*** DATA TO EXAMINE ***

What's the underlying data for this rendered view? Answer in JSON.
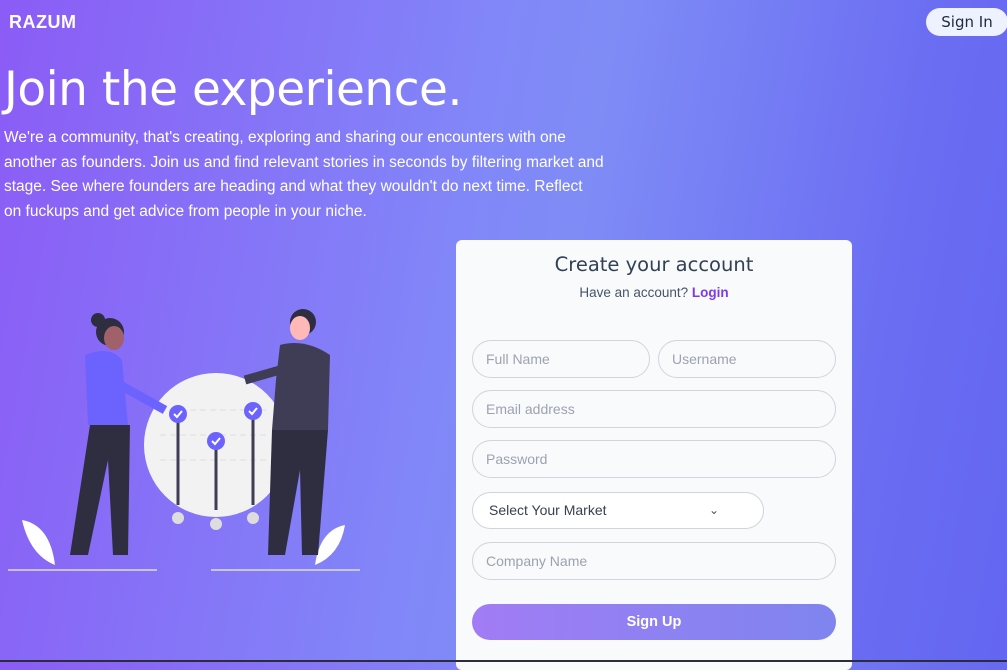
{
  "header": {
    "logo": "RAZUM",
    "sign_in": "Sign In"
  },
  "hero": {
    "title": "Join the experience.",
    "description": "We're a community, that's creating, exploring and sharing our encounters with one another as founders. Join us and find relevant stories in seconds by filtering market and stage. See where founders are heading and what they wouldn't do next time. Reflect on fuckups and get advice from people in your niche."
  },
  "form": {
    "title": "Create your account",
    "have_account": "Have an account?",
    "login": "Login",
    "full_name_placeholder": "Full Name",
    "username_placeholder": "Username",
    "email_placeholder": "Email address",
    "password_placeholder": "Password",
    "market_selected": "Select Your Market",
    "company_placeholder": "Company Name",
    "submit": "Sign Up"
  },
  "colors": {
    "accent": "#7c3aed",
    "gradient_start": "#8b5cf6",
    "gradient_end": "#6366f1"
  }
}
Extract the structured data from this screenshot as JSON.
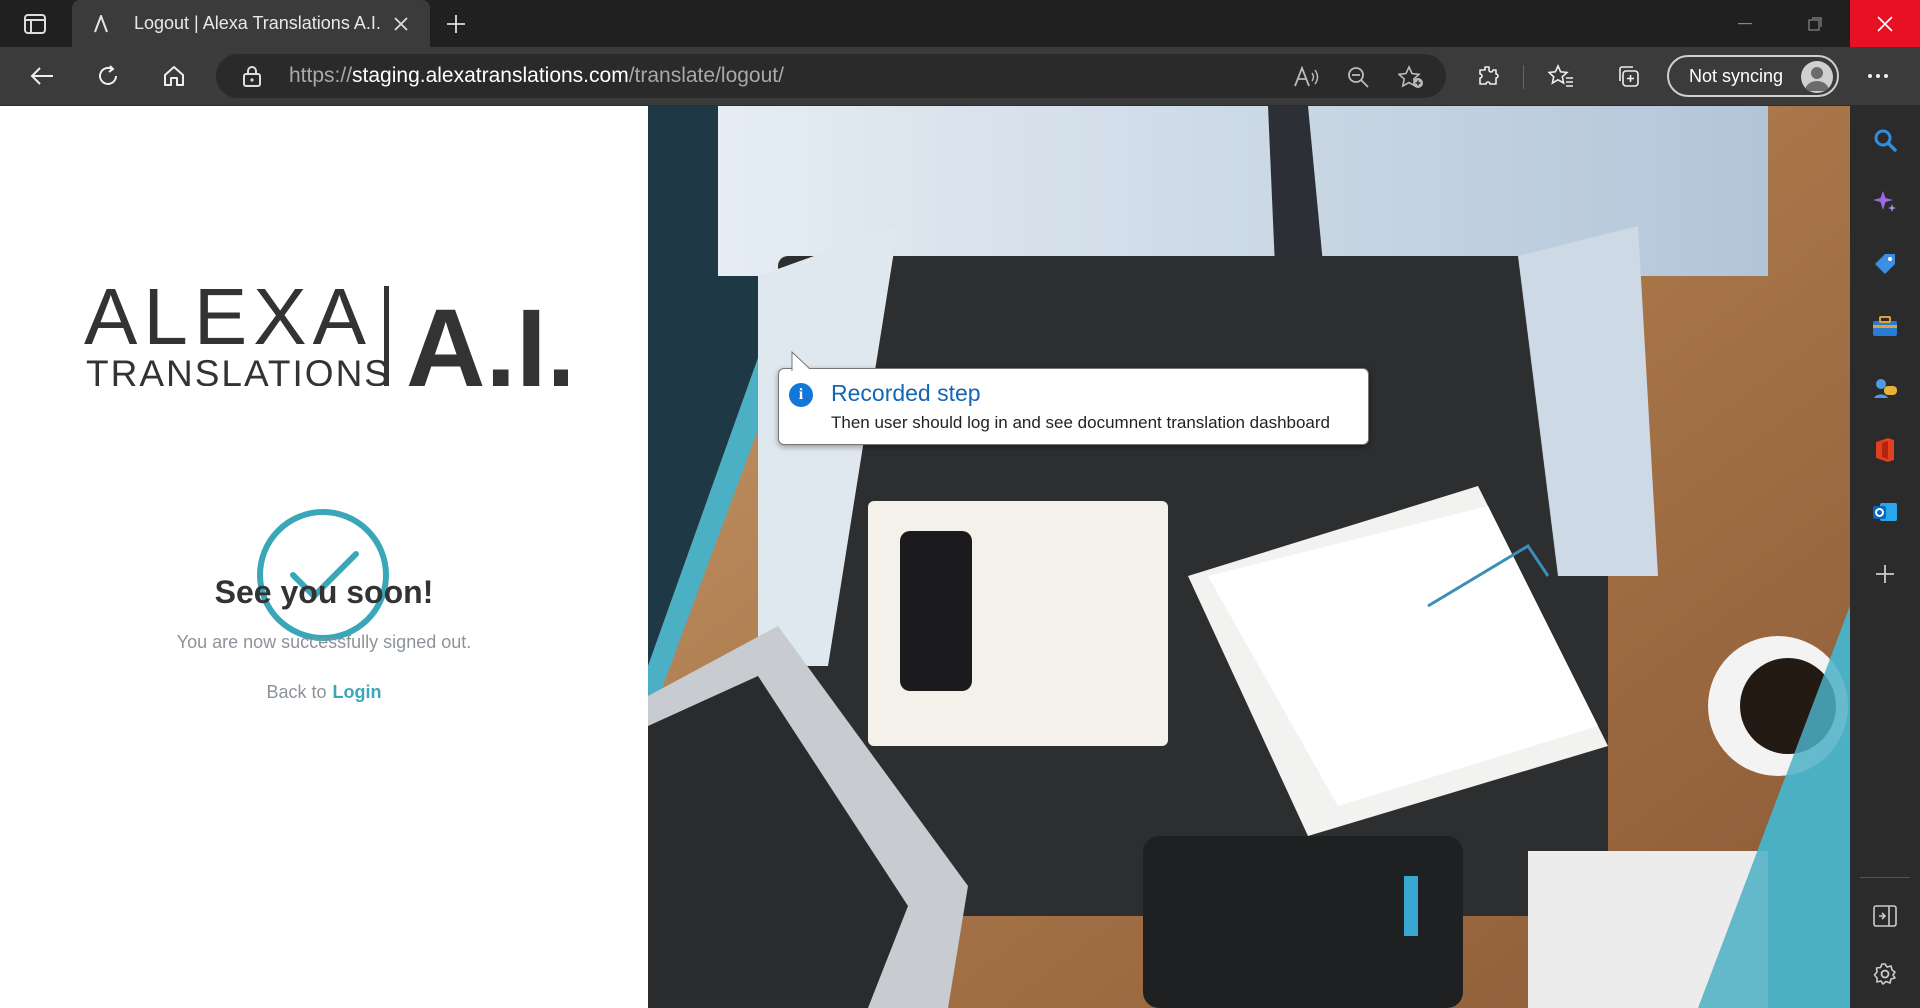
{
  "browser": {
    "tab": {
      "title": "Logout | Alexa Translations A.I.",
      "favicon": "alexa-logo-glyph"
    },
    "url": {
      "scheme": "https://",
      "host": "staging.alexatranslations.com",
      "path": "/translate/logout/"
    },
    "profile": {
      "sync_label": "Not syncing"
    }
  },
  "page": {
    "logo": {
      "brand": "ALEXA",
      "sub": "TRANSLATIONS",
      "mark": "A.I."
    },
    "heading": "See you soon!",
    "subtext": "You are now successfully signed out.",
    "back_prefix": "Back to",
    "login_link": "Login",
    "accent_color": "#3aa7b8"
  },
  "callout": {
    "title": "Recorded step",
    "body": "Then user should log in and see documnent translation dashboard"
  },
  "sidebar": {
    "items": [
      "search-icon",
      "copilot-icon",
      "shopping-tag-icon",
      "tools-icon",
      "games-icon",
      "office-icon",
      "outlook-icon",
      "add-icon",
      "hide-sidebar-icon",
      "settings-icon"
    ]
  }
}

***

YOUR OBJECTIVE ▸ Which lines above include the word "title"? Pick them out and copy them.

EXERCISE RESULT ▸
    "title": "Join the experience.",
    "title": "Create your account",
      "title": "Logout | Alexa Translations A.I.",
    "title": "Recorded step",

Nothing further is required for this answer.